But knowledge can also cause you to feel Supreme, because if you know something and you DO act up to that level of knowing, you know that you can improve your life, and ‘bring it all within the domain of an exact science…’
So when you gain knowledge, what you experience as a result of that gain reflects your level of responsibility: If you’re responsible and self-disciplined, you’ll like knowledge, because it shows you how strong you can be, but if you’re irresponsible and lack discipline, you’ll dislike knowledge, because it shows you how miserable and weak you truly are.
Knowledge is power, and as we all know from Spiderman comic-books, with great power comes great responsibility…”
Your biggest responsibility is to yourself. Your biggest responsibility in life is to be yourself and to actualize your potential in order to make a contribution to the world.
The biggest contribution you can make is a great one that nobody else can. The biggest gift you have to give is not only large in scale, but unique in composition…
Goal-Setting & Cultivating Originality
Now a major part of goal setting and achievement (doing what you need to do to make this contribution) is the acquisition of knowledge: attaining the facts, skills and expertise pertaining to your field.
This expertise you gain will develop who you are. It will refine you and make you more individualistic, and this individualistic nature will carry over into all other areas of life.
Business men tend to think in business ways, even in matters which have nothing to do with business at all. Carpenters tend to think in ways that build, both when at their work and elsewhere.
Every skill, trade and invention first began as a form of thought, and metaphysically speaking, a form of thought is embedded into every skill, trade and invention.
Thus, you can not endeavor into a field for very long without also picking up the consciousness invested into the origination of that field…
You can not use a device for very long without also beginning to think like the thoughts which invented that device.
The craft you have, as well as the tools you use to fulfill the requirements of that craft, will, in time, mold your consciousness to reflect their innate nature.
But of course, you wish to be a free man, not someone retrofitted to the mental patterns of some machine.
The conflict arises because you’re not an inventor, and therefore, you can’t make your own tools. Even if you were an inventor, you would not see the logic in making new tools when you already have good tools at the ready.
I’m not suggesting here that you create new tools, but that you create new and interesting combinations of the tools that are already available to you. Instead of only using the tools that your craft generally uses, incorporate the tools, skills and mental approaches of various crafts into your own.
Do not confine your thinking of things to the way you are taught to think of them, and do not confine your doing of things to the way you are taught to do them.
Be an aikido master who incorporates concepts from Tai Chi, Jeet-Kune-Do, and ancient Japanese ninja. Be a chef who incorporates concepts from veganism, raw foodism, and the martial arts, or be a writer who incorporates concepts from information technology, internet marketing and Zen Buddhism.
Applying This in General

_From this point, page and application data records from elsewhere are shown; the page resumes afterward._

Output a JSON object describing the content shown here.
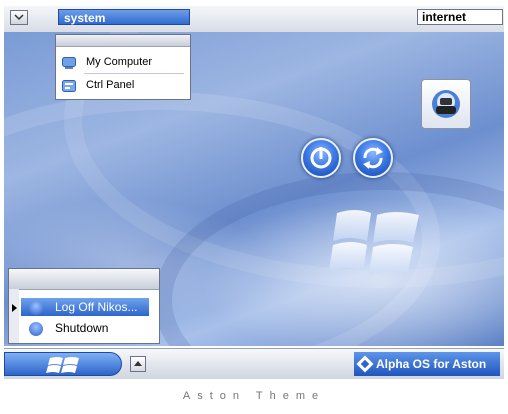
{
  "top_bar": {
    "system_label": "system",
    "internet_label": "internet"
  },
  "system_menu": {
    "items": [
      {
        "label": "My Computer",
        "icon": "computer-icon"
      },
      {
        "label": "Ctrl Panel",
        "icon": "control-panel-icon"
      }
    ]
  },
  "desktop": {
    "widgets": [
      "phone-icon",
      "power-icon",
      "restart-icon",
      "windows-logo"
    ]
  },
  "start_menu": {
    "items": [
      {
        "label": "Log Off Nikos...",
        "icon": "logoff-icon",
        "selected": true
      },
      {
        "label": "Shutdown",
        "icon": "shutdown-icon",
        "selected": false
      }
    ]
  },
  "taskbar": {
    "brand_label": "Alpha OS for Aston"
  },
  "caption": "Aston Theme",
  "colors": {
    "accent": "#2f6bd1",
    "desktop": "#7a9bd6",
    "highlight": "#4f86e0"
  }
}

Apply this to the more general areas of life as well: Don’t eat in the same way other people are eating (including vegetarians and raw foodist), don’t listen to the same music other people are listening to, and constantly expose yourself to something new, alternative and advanced.

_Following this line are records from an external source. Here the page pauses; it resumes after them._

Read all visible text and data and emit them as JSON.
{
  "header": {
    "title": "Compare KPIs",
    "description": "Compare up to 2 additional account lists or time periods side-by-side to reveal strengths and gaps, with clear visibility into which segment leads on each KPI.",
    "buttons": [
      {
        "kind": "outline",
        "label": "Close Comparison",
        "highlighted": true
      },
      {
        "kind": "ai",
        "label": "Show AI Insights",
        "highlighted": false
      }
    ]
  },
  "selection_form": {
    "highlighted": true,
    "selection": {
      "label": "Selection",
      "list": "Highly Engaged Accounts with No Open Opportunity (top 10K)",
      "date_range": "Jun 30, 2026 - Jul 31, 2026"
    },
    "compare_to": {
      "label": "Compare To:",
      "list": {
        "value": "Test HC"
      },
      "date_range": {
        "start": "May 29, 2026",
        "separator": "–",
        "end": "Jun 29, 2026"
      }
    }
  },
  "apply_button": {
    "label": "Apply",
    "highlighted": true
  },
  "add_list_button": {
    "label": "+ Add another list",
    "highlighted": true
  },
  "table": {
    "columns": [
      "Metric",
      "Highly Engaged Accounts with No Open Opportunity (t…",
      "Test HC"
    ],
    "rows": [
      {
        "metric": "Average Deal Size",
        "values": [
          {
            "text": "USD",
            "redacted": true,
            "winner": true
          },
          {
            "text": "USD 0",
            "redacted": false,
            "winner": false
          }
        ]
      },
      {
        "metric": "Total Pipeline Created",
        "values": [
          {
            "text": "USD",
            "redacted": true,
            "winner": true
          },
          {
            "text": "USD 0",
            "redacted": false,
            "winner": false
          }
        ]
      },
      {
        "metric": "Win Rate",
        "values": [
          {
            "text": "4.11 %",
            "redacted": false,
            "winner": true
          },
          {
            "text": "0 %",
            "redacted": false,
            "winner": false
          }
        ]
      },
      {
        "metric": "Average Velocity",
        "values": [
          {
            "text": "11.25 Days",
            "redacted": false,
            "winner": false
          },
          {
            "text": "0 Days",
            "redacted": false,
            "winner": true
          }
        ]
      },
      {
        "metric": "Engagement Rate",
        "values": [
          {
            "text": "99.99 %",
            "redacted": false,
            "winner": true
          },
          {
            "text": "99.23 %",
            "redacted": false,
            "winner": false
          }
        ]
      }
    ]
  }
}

Refuse to follow the crowd: if you see everyone walking in one direction, purposely walk the other way.
Do not follow trends, refuse to join cults and in all cases avoid the mass psychology.

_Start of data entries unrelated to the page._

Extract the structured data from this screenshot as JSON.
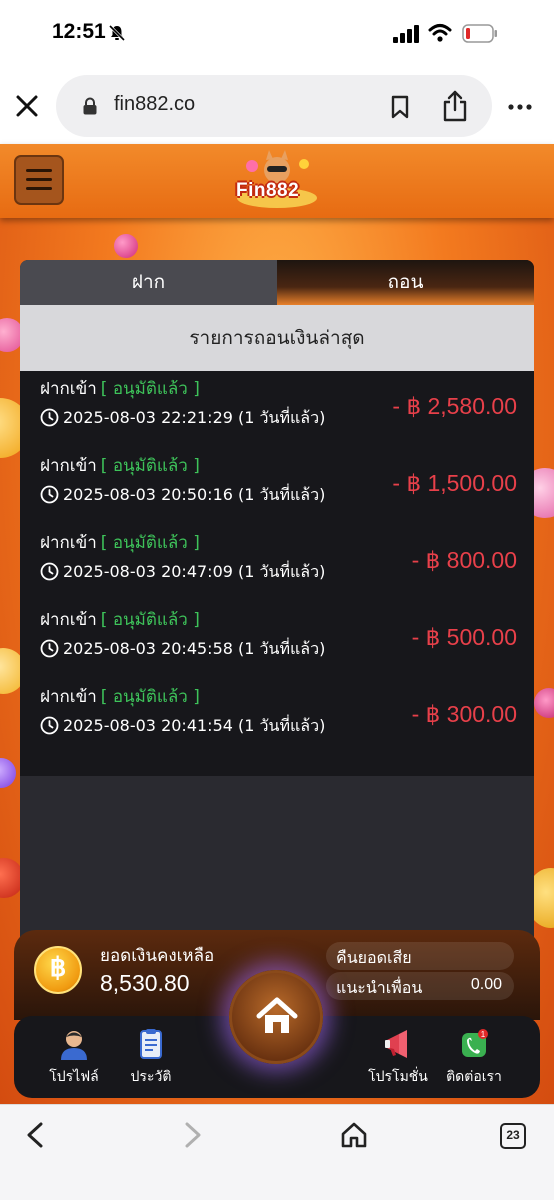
{
  "status_bar": {
    "time": "12:51"
  },
  "browser": {
    "url": "fin882.co",
    "tab_count": "23"
  },
  "site": {
    "logo_text": "Fin882"
  },
  "tabs": {
    "deposit": "ฝาก",
    "withdraw": "ถอน",
    "active": "withdraw"
  },
  "list": {
    "heading": "รายการถอนเงินล่าสุด",
    "transactions": [
      {
        "type": "ฝากเข้า",
        "status": "[ อนุมัติแล้ว ]",
        "time": "2025-08-03 22:21:29 (1 วันที่แล้ว)",
        "amount": "- ฿ 2,580.00"
      },
      {
        "type": "ฝากเข้า",
        "status": "[ อนุมัติแล้ว ]",
        "time": "2025-08-03 20:50:16 (1 วันที่แล้ว)",
        "amount": "- ฿ 1,500.00"
      },
      {
        "type": "ฝากเข้า",
        "status": "[ อนุมัติแล้ว ]",
        "time": "2025-08-03 20:47:09 (1 วันที่แล้ว)",
        "amount": "- ฿ 800.00"
      },
      {
        "type": "ฝากเข้า",
        "status": "[ อนุมัติแล้ว ]",
        "time": "2025-08-03 20:45:58 (1 วันที่แล้ว)",
        "amount": "- ฿ 500.00"
      },
      {
        "type": "ฝากเข้า",
        "status": "[ อนุมัติแล้ว ]",
        "time": "2025-08-03 20:41:54 (1 วันที่แล้ว)",
        "amount": "- ฿ 300.00"
      }
    ]
  },
  "balance": {
    "coin_symbol": "฿",
    "label": "ยอดเงินคงเหลือ",
    "value": "8,530.80",
    "cashback_label": "คืนยอดเสีย",
    "referral_label": "แนะนำเพื่อน",
    "referral_value": "0.00"
  },
  "nav": {
    "profile": "โปรไฟล์",
    "history": "ประวัติ",
    "promotion": "โปรโมชั่น",
    "contact": "ติดต่อเรา"
  },
  "colors": {
    "header_orange": "#ec7a1e",
    "amount_red": "#e8404a",
    "status_green": "#3ec35a",
    "panel_dark": "#17171b"
  },
  "icons": {
    "status": [
      "bell-off-icon",
      "signal-icon",
      "wifi-icon",
      "battery-icon"
    ],
    "browser": [
      "close-icon",
      "lock-icon",
      "bookmark-icon",
      "share-icon",
      "more-icon"
    ],
    "toolbar": [
      "back-icon",
      "forward-icon",
      "home-icon",
      "tabs-icon"
    ]
  }
}
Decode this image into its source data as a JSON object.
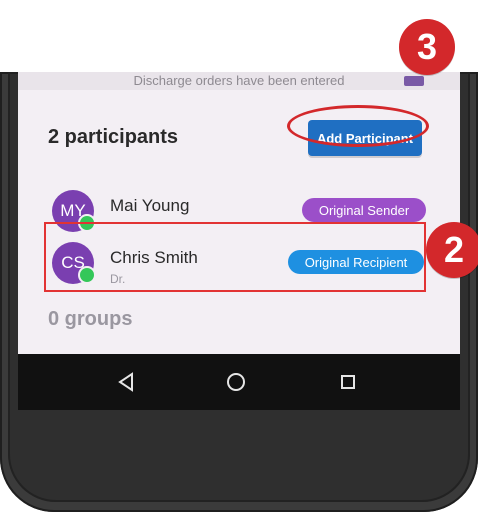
{
  "app": {
    "top_banner_text": "Discharge orders have been entered",
    "participants_title": "2 participants",
    "add_participant_label": "Add Participant",
    "participants": [
      {
        "initials": "MY",
        "name": "Mai Young",
        "subtitle": "",
        "role_label": "Original Sender",
        "role_color": "#9b4fc9",
        "presence_color": "#34c759"
      },
      {
        "initials": "CS",
        "name": "Chris Smith",
        "subtitle": "Dr.",
        "role_label": "Original Recipient",
        "role_color": "#1e90e1",
        "presence_color": "#34c759"
      }
    ],
    "groups_title": "0 groups"
  },
  "annotations": {
    "badge_3": "3",
    "badge_2": "2",
    "accent_red": "#d3282b"
  },
  "navbar": {
    "back_icon": "back-triangle-icon",
    "home_icon": "home-circle-icon",
    "recent_icon": "recent-square-icon"
  }
}
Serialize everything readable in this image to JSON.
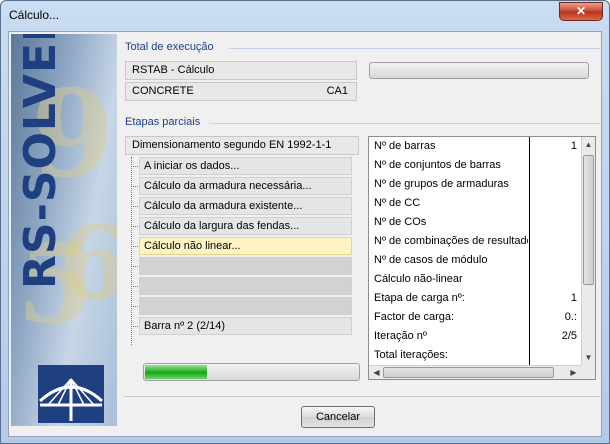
{
  "window": {
    "title": "Cálculo...",
    "close_glyph": "✕"
  },
  "banner": {
    "product": "RS-SOLVER",
    "logo_icon": "bridge-logo-icon"
  },
  "total": {
    "group_title": "Total de execução",
    "program": "RSTAB - Cálculo",
    "module": "CONCRETE",
    "case": "CA1",
    "progress_fraction": 0.0
  },
  "partial": {
    "group_title": "Etapas parciais",
    "heading": "Dimensionamento segundo EN 1992-1-1",
    "steps": [
      {
        "label": "A iniciar os dados...",
        "state": "done"
      },
      {
        "label": "Cálculo da armadura necessária...",
        "state": "done"
      },
      {
        "label": "Cálculo da armadura existente...",
        "state": "done"
      },
      {
        "label": "Cálculo da largura das fendas...",
        "state": "done"
      },
      {
        "label": "Cálculo não linear...",
        "state": "active"
      },
      {
        "label": "",
        "state": "empty"
      },
      {
        "label": "",
        "state": "empty"
      },
      {
        "label": "",
        "state": "empty"
      }
    ],
    "footer": "Barra nº 2  (2/14)",
    "progress_fraction": 0.29
  },
  "info": {
    "rows": [
      {
        "label": "Nº de barras",
        "value": "1"
      },
      {
        "label": "Nº de conjuntos de barras",
        "value": ""
      },
      {
        "label": "Nº de grupos de armaduras",
        "value": ""
      },
      {
        "label": "Nº de CC",
        "value": ""
      },
      {
        "label": "Nº de COs",
        "value": ""
      },
      {
        "label": "Nº de combinações de resultados",
        "value": ""
      },
      {
        "label": "Nº de casos de módulo",
        "value": ""
      },
      {
        "label": "Cálculo não-linear",
        "value": ""
      },
      {
        "label": "Etapa de carga nº:",
        "value": "1"
      },
      {
        "label": "Factor de carga:",
        "value": "0.:"
      },
      {
        "label": "Iteração nº",
        "value": "2/5"
      },
      {
        "label": "Total iterações:",
        "value": ""
      }
    ]
  },
  "buttons": {
    "cancel": "Cancelar"
  }
}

To escape the matrix, you must first learn to control it. As you manipulate elements within the overall informational field, you’ll start to create “glitches” in the various programs, and by observing and analyzing the glitches you create, you’ll slowly start to see how the underlying source code – which is invisible to you now – operates as well. Your first order of business is to BECOME AN ANAMOLY.
(Stop thinking of “escaping” the matrix, and concentrate on learning how to alter it instead. There’s more on this in the next chapter.)
This is why you must attain as much knowledge as you can: Knowledge, once you take responsibility for it, becomes a pool of data from which you can understand, construct and recombine reality – which is only a program – as you see fit.
Reality itself is an information system, or a function, and knowledge is the pool of data intentionally brought together to manage that functionality.
Through the acquisition and creative use of knowledge, make yourself and your lifestyle unique.